That else would fall into the sands
And lie lost and disintegrate:
For this I wait: for this I wait.
Kenneth Slade Alling, Beauty
- Honor the maggot,
he spurs the rate of change. . . .
A. R. Ammons, "Catalyst," 1-3
- how we own who are owned!
A. R. Ammons, "Christmas Eve," 68
- Overall is beyond me: is the sum of these events
I cannot draw, the ledger I cannot keep, the accounting
beyond the account. . . .
A. R. Ammons, "Corson's Inlet," 30-32
- Mud is
A. R. Ammons, "Upright," 24-26
- the leaves that shake
in the aftermath shake
in a safe, tested place.
A. R. Ammons, "Storm," 16-18
- Applause is a shower
to the watertable of
self regard. . . .
A. R. Ammons, "Increment," 1-3
- tune up
drill imagination right through necessity. . . .
A. R. Ammons, "Play," 15-17
- shadows are bodiless shapes, yet they have a song.
A. R. Ammons, "Transaction," 24
- The steed bit his master;
How came this to pass?
He heard the good pastor
Cry, "All flesh is grass."
Anonymous, On a Clergyman's Horse Biting Him
- We cannot kindle when we will
The fire which in the heart resides,
The spirit bloweth and is still,
In mystery our soul abides:
But tasks, in hours of insight willed,
May be through hours of gloom fulfilled.
- Nature, with equal mind,
Sees all her sons at play,
Sees man control the wind,
The wind sweep man away.
- The world which seems
To lie before us like a land of dreams,
So various, so beautiful, so new,
Hath really neither joy, nor love, nor light,
Nor certitude, nor peace, nor help for pain;
And we are here as on a darkling plain
Swept with confused alarms of struggle and flight,
Where ignorant armies clash by night.
Matthew Arnold, Dover Beach
- Man must begin, know this, where Nature ends;
Nature and man can never be fast friends.
Matthew Arnold, In Harmony with Nature (lines 12-13)

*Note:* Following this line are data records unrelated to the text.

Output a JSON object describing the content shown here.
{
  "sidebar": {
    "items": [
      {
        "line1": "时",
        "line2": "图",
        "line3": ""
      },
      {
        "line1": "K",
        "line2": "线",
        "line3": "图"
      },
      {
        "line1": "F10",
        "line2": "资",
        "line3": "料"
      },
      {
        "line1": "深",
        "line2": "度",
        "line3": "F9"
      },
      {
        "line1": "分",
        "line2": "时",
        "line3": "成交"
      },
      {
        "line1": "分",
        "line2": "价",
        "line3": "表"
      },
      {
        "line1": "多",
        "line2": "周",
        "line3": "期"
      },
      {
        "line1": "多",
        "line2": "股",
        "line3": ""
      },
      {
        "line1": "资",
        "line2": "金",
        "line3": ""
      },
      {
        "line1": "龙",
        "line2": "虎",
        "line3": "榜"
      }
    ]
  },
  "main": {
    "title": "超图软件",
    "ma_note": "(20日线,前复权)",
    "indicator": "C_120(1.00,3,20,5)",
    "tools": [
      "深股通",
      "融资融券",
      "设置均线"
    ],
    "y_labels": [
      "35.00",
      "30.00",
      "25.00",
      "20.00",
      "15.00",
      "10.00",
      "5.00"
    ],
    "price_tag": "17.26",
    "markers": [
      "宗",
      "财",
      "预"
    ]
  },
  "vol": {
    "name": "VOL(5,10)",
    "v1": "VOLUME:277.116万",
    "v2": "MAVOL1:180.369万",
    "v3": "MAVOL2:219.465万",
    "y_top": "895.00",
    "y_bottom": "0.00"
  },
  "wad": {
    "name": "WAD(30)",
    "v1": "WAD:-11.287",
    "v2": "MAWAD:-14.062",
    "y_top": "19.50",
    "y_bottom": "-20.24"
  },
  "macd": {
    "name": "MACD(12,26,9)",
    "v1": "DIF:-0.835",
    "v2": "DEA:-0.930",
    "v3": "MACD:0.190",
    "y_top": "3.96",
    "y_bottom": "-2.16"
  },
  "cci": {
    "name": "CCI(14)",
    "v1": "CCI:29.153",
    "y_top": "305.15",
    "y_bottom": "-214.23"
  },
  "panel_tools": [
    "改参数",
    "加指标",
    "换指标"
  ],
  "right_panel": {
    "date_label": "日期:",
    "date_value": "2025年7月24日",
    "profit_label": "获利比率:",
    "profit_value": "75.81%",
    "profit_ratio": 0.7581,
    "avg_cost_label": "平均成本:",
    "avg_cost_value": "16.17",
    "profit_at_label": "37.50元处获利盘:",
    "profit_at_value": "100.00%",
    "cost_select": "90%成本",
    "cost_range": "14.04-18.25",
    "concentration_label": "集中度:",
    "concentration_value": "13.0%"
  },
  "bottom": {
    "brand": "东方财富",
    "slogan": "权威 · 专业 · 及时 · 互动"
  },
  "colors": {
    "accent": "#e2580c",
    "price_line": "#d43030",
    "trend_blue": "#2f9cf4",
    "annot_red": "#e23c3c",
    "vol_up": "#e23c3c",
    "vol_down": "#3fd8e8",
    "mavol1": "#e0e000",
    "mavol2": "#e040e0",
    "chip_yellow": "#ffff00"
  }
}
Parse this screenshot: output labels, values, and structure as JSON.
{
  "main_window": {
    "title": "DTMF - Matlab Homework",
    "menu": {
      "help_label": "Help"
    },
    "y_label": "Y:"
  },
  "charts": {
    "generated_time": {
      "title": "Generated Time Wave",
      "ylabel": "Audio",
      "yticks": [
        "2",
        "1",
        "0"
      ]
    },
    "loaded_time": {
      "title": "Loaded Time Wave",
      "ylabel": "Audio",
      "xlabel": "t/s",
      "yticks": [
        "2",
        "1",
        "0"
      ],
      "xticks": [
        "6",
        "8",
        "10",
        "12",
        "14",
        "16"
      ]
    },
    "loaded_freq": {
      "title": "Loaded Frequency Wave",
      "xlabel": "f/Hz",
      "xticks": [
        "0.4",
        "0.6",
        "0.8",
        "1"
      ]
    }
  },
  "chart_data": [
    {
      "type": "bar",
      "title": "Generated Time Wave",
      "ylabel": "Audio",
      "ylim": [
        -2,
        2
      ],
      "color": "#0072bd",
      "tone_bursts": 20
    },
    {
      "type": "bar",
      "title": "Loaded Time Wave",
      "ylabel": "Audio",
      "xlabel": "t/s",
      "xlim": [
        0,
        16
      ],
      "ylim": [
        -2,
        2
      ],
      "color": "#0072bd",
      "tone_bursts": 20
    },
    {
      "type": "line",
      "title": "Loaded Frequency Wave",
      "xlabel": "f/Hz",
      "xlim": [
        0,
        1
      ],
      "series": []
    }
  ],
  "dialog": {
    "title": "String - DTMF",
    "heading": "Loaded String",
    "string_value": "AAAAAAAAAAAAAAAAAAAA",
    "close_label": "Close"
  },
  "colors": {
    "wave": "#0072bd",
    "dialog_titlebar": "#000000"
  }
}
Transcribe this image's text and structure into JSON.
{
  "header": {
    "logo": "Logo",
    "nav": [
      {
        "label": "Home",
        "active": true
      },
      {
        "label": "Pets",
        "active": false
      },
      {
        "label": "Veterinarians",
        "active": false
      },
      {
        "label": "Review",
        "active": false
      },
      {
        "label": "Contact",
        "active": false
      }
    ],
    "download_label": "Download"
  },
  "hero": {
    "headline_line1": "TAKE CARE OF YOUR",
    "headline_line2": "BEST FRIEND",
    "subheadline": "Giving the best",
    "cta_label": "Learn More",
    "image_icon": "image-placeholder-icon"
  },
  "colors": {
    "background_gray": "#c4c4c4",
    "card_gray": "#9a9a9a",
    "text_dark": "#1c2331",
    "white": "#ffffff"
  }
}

- Yes! in the sea of life enisled,
With echoing straits between us thrown,
Dotting the shoreless watery wild,
We mortal millions live alone.
Matthew Arnold, To Marguerite--Continued (lines 1-4)
- Wandering between two worlds, one dead,
The other powerless to be born,
With nowhere yet to rest my head,
Like these, on earth I wait forlorn.
Matthew Arnold, Stanzas from the Grande Chartreuse (85-88)
- For what wears out the life of mortal men?
'Tis that from change to change their being rolls....
Matthew Arnold, The Scholar-Gipsy (lines 142-143)
- We, in some unknown Power's employ,
Move on a rigorous line;
Can neither, when we will, enjoy,
Nor, when we will, resign.
Matthew Arnold, Stanzas in Memory of the Author of 'Obermann' (133-136)
- Calm soul of all things! make it mine
To feel, amid the city's jar,
That there abides a peace of thine,
Man did not make, and cannot mar.
Matthew Arnold, Lines Written in Kensington Gardens (lines 37-40)
- The stars are not wanted now; put out every one,
Pack up the moon and dismantle the sun,
Pour away the ocean and sweep up the woods;
For nothing now can ever come to any good.
W. H. Auden, Four Cabaret Songs for Miss Hedli Anderson
- Let them leave language to their lonely betters
Who count some days and long for certain letters;
We, too, make noises when we laugh or weep,
Words are for those with promises to keep.
W. H. Auden, Their Lonely Betters
- I'll love you, dear, I'll love you
Till China and Africa meet
And the river jumps over the mountain
And the salmon run in the street.
W. H. Auden, Song: As I Walked Out One Evening
- When he laughed, respectable senators burst with laughter,
And when he cried the little children died in the streets.
W. H. Auden, Epitaph on a Tyrant
- When we do evil,
We and our victems
Are equally bewildered.
W. H. Auden
- When have we not preferred some going round
To going straight to where we are?
W. H. Auden, "Our Bias," 13-14
- Genius, that power that dazzles mortal eyes,
Is oft but perserverence in disguise.
Henry Willard Austin, Perserverence Conquers All